▶ [Data about app and page elements]:
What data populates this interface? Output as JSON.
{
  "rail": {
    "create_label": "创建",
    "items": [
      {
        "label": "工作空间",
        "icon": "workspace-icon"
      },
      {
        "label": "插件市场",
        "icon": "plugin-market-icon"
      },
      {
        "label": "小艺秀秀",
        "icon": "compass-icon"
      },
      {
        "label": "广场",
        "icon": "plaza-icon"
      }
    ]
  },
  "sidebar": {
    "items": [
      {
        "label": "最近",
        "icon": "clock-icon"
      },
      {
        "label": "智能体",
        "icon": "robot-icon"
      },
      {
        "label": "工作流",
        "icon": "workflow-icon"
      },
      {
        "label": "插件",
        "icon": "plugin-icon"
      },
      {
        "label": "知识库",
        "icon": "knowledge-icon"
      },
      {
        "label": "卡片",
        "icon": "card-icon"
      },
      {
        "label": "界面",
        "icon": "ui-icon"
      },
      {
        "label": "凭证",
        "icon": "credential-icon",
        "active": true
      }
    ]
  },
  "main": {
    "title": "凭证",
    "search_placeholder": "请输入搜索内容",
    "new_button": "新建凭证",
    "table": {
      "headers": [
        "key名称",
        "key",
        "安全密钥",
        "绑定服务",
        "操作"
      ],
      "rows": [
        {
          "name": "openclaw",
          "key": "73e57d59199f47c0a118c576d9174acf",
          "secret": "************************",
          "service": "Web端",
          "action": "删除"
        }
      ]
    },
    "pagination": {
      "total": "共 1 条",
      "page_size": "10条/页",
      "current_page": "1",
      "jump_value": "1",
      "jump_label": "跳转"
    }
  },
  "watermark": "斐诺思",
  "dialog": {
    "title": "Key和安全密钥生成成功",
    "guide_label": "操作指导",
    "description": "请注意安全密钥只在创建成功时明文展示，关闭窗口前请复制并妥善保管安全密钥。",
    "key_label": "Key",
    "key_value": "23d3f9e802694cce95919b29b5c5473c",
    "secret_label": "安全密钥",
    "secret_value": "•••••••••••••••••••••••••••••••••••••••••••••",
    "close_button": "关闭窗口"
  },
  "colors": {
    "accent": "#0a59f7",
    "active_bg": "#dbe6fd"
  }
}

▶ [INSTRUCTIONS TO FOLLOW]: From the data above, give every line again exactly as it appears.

▶ [YOUR SOLUTION]:
What data populates this interface? Output as JSON.
{
  "rail": {
    "create_label": "创建",
    "items": [
      {
        "label": "工作空间",
        "icon": "workspace-icon"
      },
      {
        "label": "插件市场",
        "icon": "plugin-market-icon"
      },
      {
        "label": "小艺秀秀",
        "icon": "compass-icon"
      },
      {
        "label": "广场",
        "icon": "plaza-icon"
      }
    ]
  },
  "sidebar": {
    "items": [
      {
        "label": "最近",
        "icon": "clock-icon"
      },
      {
        "label": "智能体",
        "icon": "robot-icon"
      },
      {
        "label": "工作流",
        "icon": "workflow-icon"
      },
      {
        "label": "插件",
        "icon": "plugin-icon"
      },
      {
        "label": "知识库",
        "icon": "knowledge-icon"
      },
      {
        "label": "卡片",
        "icon": "card-icon"
      },
      {
        "label": "界面",
        "icon": "ui-icon"
      },
      {
        "label": "凭证",
        "icon": "credential-icon",
        "active": true
      }
    ]
  },
  "main": {
    "title": "凭证",
    "search_placeholder": "请输入搜索内容",
    "new_button": "新建凭证",
    "table": {
      "headers": [
        "key名称",
        "key",
        "安全密钥",
        "绑定服务",
        "操作"
      ],
      "rows": [
        {
          "name": "openclaw",
          "key": "73e57d59199f47c0a118c576d9174acf",
          "secret": "************************",
          "service": "Web端",
          "action": "删除"
        }
      ]
    },
    "pagination": {
      "total": "共 1 条",
      "page_size": "10条/页",
      "current_page": "1",
      "jump_value": "1",
      "jump_label": "跳转"
    }
  },
  "watermark": "斐诺思",
  "dialog": {
    "title": "Key和安全密钥生成成功",
    "guide_label": "操作指导",
    "description": "请注意安全密钥只在创建成功时明文展示，关闭窗口前请复制并妥善保管安全密钥。",
    "key_label": "Key",
    "key_value": "23d3f9e802694cce95919b29b5c5473c",
    "secret_label": "安全密钥",
    "secret_value": "•••••••••••••••••••••••••••••••••••••••••••••",
    "close_button": "关闭窗口"
  },
  "colors": {
    "accent": "#0a59f7",
    "active_bg": "#dbe6fd"
  }
}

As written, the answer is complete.